* [What you need to do]: Every line of the material below that contains the string "botte" must appear in the answer.

-- Opening Marker --

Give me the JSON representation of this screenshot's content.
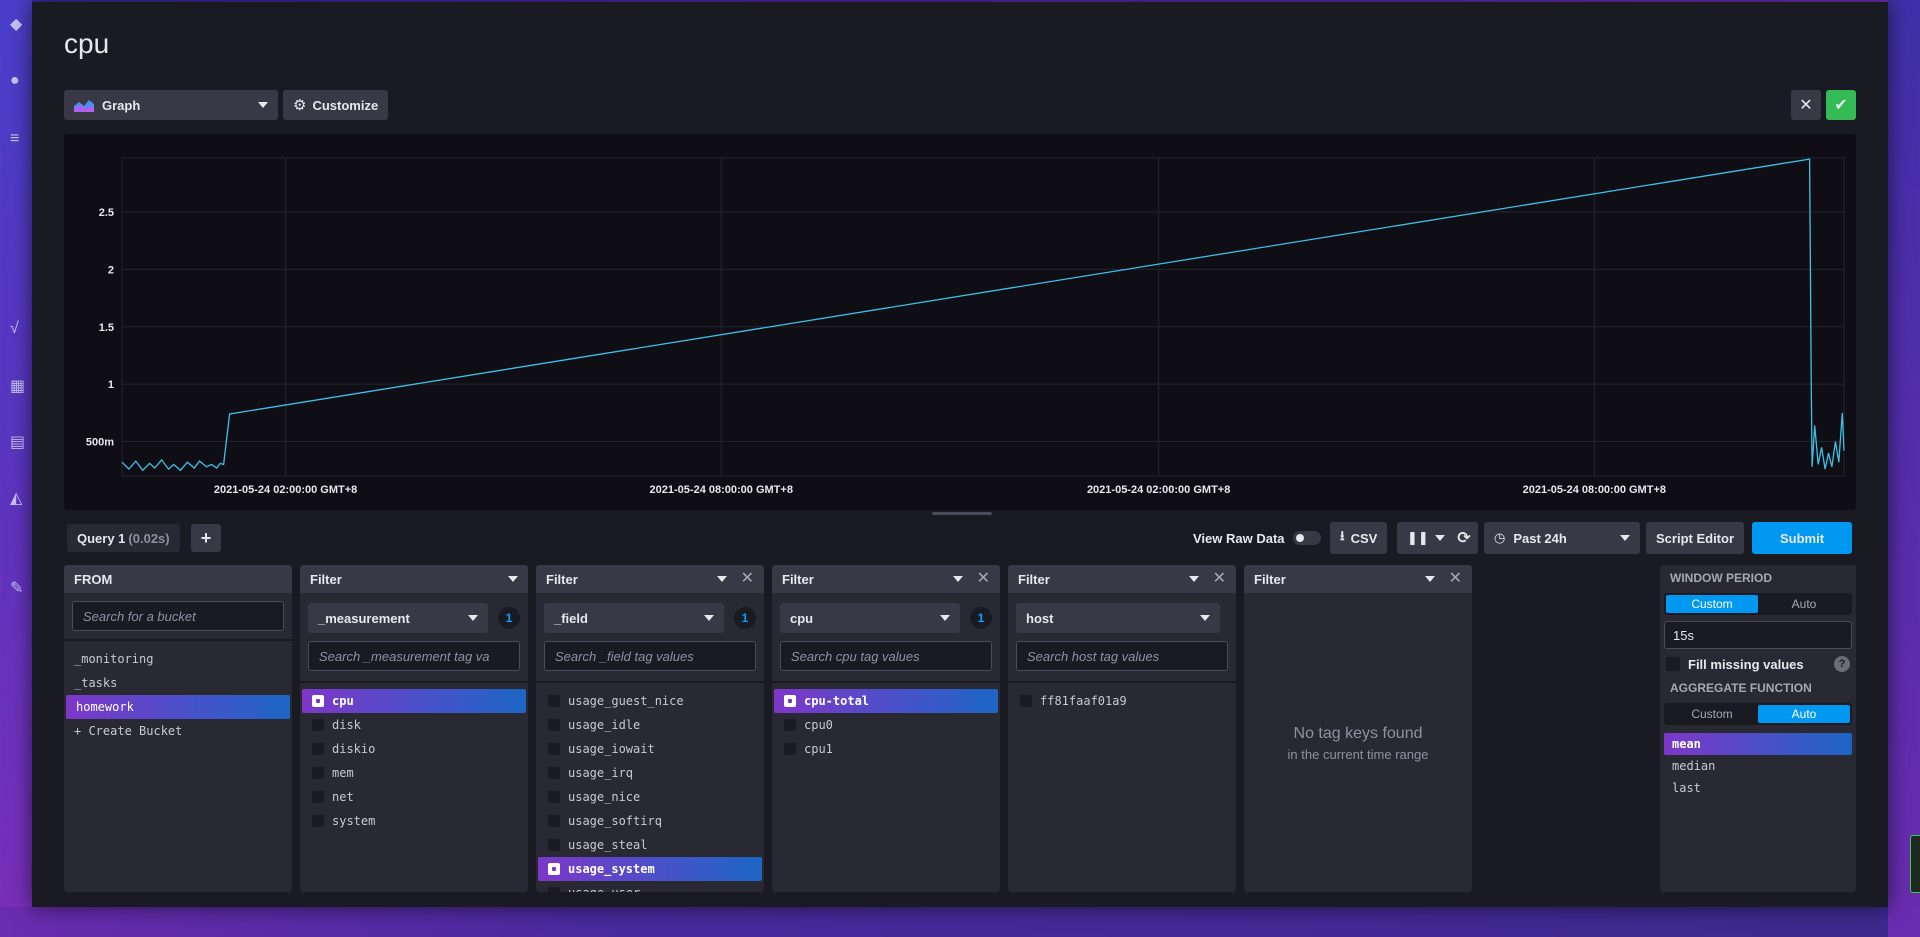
{
  "page": {
    "title": "cpu"
  },
  "toolbar": {
    "graph_type": "Graph",
    "customize_label": "Customize",
    "close_icon": "close-icon",
    "confirm_icon": "check-icon"
  },
  "chart_data": {
    "type": "line",
    "y_ticks": [
      "500m",
      "1",
      "1.5",
      "2",
      "2.5"
    ],
    "y_tick_values": [
      0.5,
      1,
      1.5,
      2,
      2.5
    ],
    "ylim": [
      0.2,
      2.97
    ],
    "x_ticks": [
      "2021-05-24 02:00:00 GMT+8",
      "2021-05-24 08:00:00 GMT+8",
      "2021-05-24 02:00:00 GMT+8",
      "2021-05-24 08:00:00 GMT+8"
    ],
    "series": [
      {
        "name": "",
        "color": "#3ec0e8",
        "points": [
          [
            0.0,
            0.32
          ],
          [
            0.004,
            0.26
          ],
          [
            0.008,
            0.33
          ],
          [
            0.012,
            0.25
          ],
          [
            0.016,
            0.31
          ],
          [
            0.019,
            0.27
          ],
          [
            0.023,
            0.34
          ],
          [
            0.027,
            0.26
          ],
          [
            0.03,
            0.3
          ],
          [
            0.034,
            0.25
          ],
          [
            0.038,
            0.32
          ],
          [
            0.042,
            0.27
          ],
          [
            0.045,
            0.33
          ],
          [
            0.049,
            0.28
          ],
          [
            0.052,
            0.3
          ],
          [
            0.055,
            0.27
          ],
          [
            0.057,
            0.31
          ],
          [
            0.059,
            0.3
          ],
          [
            0.0625,
            0.74
          ],
          [
            0.98,
            2.96
          ],
          [
            0.981,
            0.95
          ],
          [
            0.9815,
            0.28
          ],
          [
            0.983,
            0.64
          ],
          [
            0.985,
            0.3
          ],
          [
            0.987,
            0.45
          ],
          [
            0.989,
            0.26
          ],
          [
            0.991,
            0.4
          ],
          [
            0.993,
            0.28
          ],
          [
            0.995,
            0.5
          ],
          [
            0.997,
            0.32
          ],
          [
            0.999,
            0.75
          ],
          [
            1.0,
            0.42
          ]
        ]
      }
    ]
  },
  "query": {
    "tab_label": "Query 1",
    "tab_time": "(0.02s)",
    "add_label": "+",
    "view_raw": "View Raw Data",
    "csv_label": "CSV",
    "pause_icon": "pause-icon",
    "time_range": "Past 24h",
    "script_editor": "Script Editor",
    "submit": "Submit"
  },
  "from": {
    "header": "FROM",
    "search_placeholder": "Search for a bucket",
    "buckets": [
      "_monitoring",
      "_tasks",
      "homework",
      "+ Create Bucket"
    ]
  },
  "filters": [
    {
      "header": "Filter",
      "key": "_measurement",
      "count": "1",
      "search_placeholder": "Search _measurement tag va",
      "items": [
        "cpu",
        "disk",
        "diskio",
        "mem",
        "net",
        "system"
      ]
    },
    {
      "header": "Filter",
      "key": "_field",
      "count": "1",
      "search_placeholder": "Search _field tag values",
      "items": [
        "usage_guest_nice",
        "usage_idle",
        "usage_iowait",
        "usage_irq",
        "usage_nice",
        "usage_softirq",
        "usage_steal",
        "usage_system",
        "usage_user"
      ]
    },
    {
      "header": "Filter",
      "key": "cpu",
      "count": "1",
      "search_placeholder": "Search cpu tag values",
      "items": [
        "cpu-total",
        "cpu0",
        "cpu1"
      ]
    },
    {
      "header": "Filter",
      "key": "host",
      "search_placeholder": "Search host tag values",
      "items": [
        "ff81faaf01a9"
      ]
    },
    {
      "header": "Filter",
      "empty_title": "No tag keys found",
      "empty_sub": "in the current time range"
    }
  ],
  "aggregate": {
    "window_label": "WINDOW PERIOD",
    "window_custom": "Custom",
    "window_auto": "Auto",
    "window_value": "15s",
    "fill_missing": "Fill missing values",
    "help": "?",
    "func_label": "AGGREGATE FUNCTION",
    "func_custom": "Custom",
    "func_auto": "Auto",
    "functions": [
      "mean",
      "median",
      "last"
    ]
  }
}
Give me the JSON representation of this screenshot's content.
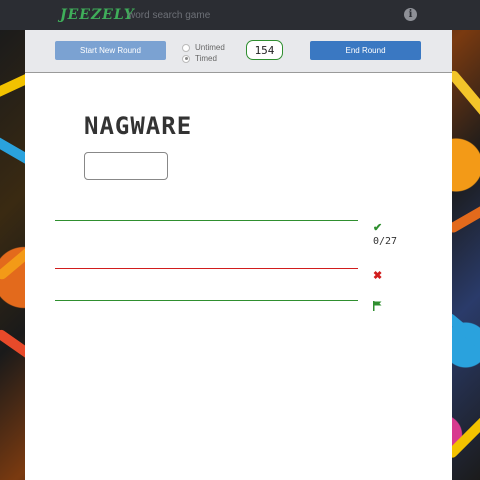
{
  "header": {
    "logo": "JEEZELY",
    "tagline": "word search game",
    "info_icon": "info-icon"
  },
  "toolbar": {
    "start_label": "Start New Round",
    "mode_options": [
      {
        "label": "Untimed",
        "selected": false
      },
      {
        "label": "Timed",
        "selected": true
      }
    ],
    "timer_value": "154",
    "end_label": "End Round"
  },
  "game": {
    "word": "NAGWARE",
    "guess_value": "",
    "found": {
      "count": "0/27",
      "icon": "check-icon",
      "color": "#2f8f2f"
    },
    "wrong": {
      "icon": "cross-icon",
      "color": "#d11d1d"
    },
    "missed": {
      "icon": "flag-icon",
      "color": "#2f8f2f"
    }
  }
}
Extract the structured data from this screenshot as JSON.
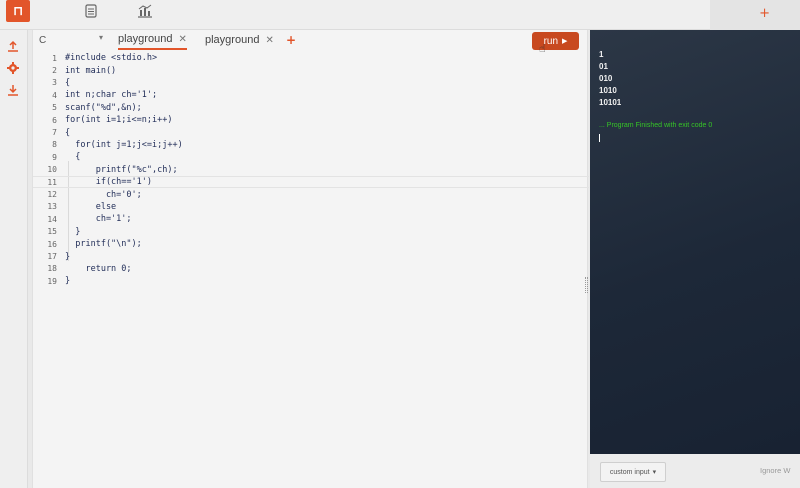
{
  "topbar": {
    "logo_glyph": "⊓",
    "icons": [
      "document-icon",
      "chart-icon"
    ],
    "add_glyph": "+"
  },
  "rail": {
    "icons": [
      "upload-icon",
      "gear-icon",
      "download-icon"
    ]
  },
  "editor": {
    "language": "C",
    "tabs": [
      {
        "label": "playground",
        "close": "✕",
        "active": true
      },
      {
        "label": "playground",
        "close": "✕",
        "active": false
      }
    ],
    "add_tab": "+",
    "run_label": "run",
    "run_arrow": "▶",
    "current_line": 11,
    "lines": [
      {
        "n": "1",
        "text": "#include <stdio.h>"
      },
      {
        "n": "2",
        "text": "int main()"
      },
      {
        "n": "3",
        "text": "{"
      },
      {
        "n": "4",
        "text": "int n;char ch='1';"
      },
      {
        "n": "5",
        "text": "scanf(\"%d\",&n);"
      },
      {
        "n": "6",
        "text": "for(int i=1;i<=n;i++)"
      },
      {
        "n": "7",
        "text": "{"
      },
      {
        "n": "8",
        "text": "  for(int j=1;j<=i;j++)"
      },
      {
        "n": "9",
        "text": "  {"
      },
      {
        "n": "10",
        "text": "      printf(\"%c\",ch);"
      },
      {
        "n": "11",
        "text": "      if(ch=='1')"
      },
      {
        "n": "12",
        "text": "        ch='0';"
      },
      {
        "n": "13",
        "text": "      else"
      },
      {
        "n": "14",
        "text": "      ch='1';"
      },
      {
        "n": "15",
        "text": "  }"
      },
      {
        "n": "16",
        "text": "  printf(\"\\n\");"
      },
      {
        "n": "17",
        "text": "}"
      },
      {
        "n": "18",
        "text": "    return 0;"
      },
      {
        "n": "19",
        "text": "}"
      }
    ]
  },
  "output": {
    "lines": [
      "1",
      "01",
      "010",
      "1010",
      "10101"
    ],
    "status": "... Program Finished with exit code 0",
    "custom_input_label": "custom input",
    "custom_input_arrow": "▾",
    "ignore_text": "Ignore W"
  }
}
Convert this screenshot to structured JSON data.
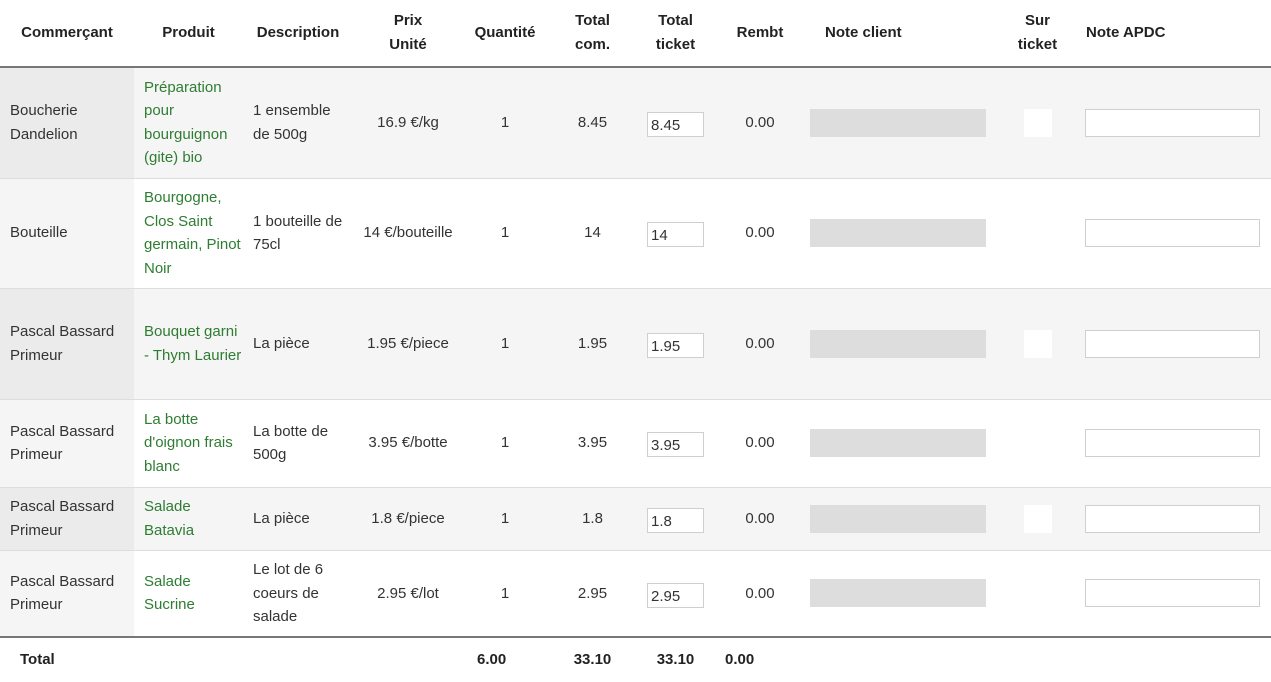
{
  "headers": {
    "merchant": "Commerçant",
    "product": "Produit",
    "description": "Description",
    "unit_price_line1": "Prix",
    "unit_price_line2": "Unité",
    "quantity": "Quantité",
    "total_order_line1": "Total",
    "total_order_line2": "com.",
    "total_ticket_line1": "Total",
    "total_ticket_line2": "ticket",
    "refund": "Rembt",
    "client_note": "Note client",
    "on_ticket_line1": "Sur",
    "on_ticket_line2": "ticket",
    "apdc_note": "Note APDC"
  },
  "rows": [
    {
      "merchant": "Boucherie Dandelion",
      "product": "Préparation pour bourguignon (gite) bio",
      "description": "1 ensemble de 500g",
      "unit_price": "16.9 €/kg",
      "quantity": "1",
      "total_order": "8.45",
      "total_ticket": "8.45",
      "refund": "0.00"
    },
    {
      "merchant": "Bouteille",
      "product": "Bourgogne, Clos Saint germain, Pinot Noir",
      "description": "1 bouteille de 75cl",
      "unit_price": "14 €/bouteille",
      "quantity": "1",
      "total_order": "14",
      "total_ticket": "14",
      "refund": "0.00"
    },
    {
      "merchant": "Pascal Bassard Primeur",
      "product": "Bouquet garni - Thym Laurier",
      "description": "La pièce",
      "unit_price": "1.95 €/piece",
      "quantity": "1",
      "total_order": "1.95",
      "total_ticket": "1.95",
      "refund": "0.00"
    },
    {
      "merchant": "Pascal Bassard Primeur",
      "product": "La botte d'oignon frais blanc",
      "description": "La botte de 500g",
      "unit_price": "3.95 €/botte",
      "quantity": "1",
      "total_order": "3.95",
      "total_ticket": "3.95",
      "refund": "0.00"
    },
    {
      "merchant": "Pascal Bassard Primeur",
      "product": "Salade Batavia",
      "description": "La pièce",
      "unit_price": "1.8 €/piece",
      "quantity": "1",
      "total_order": "1.8",
      "total_ticket": "1.8",
      "refund": "0.00"
    },
    {
      "merchant": "Pascal Bassard Primeur",
      "product": "Salade Sucrine",
      "description": "Le lot de 6 coeurs de salade",
      "unit_price": "2.95 €/lot",
      "quantity": "1",
      "total_order": "2.95",
      "total_ticket": "2.95",
      "refund": "0.00"
    }
  ],
  "footer": {
    "label": "Total",
    "quantity": "6.00",
    "total_order": "33.10",
    "total_ticket": "33.10",
    "refund": "0.00"
  }
}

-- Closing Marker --

* [Expected answer]:
      "product": "La botte d'oignon frais blanc",
      "description": "La botte de 500g",
      "unit_price": "3.95 €/botte",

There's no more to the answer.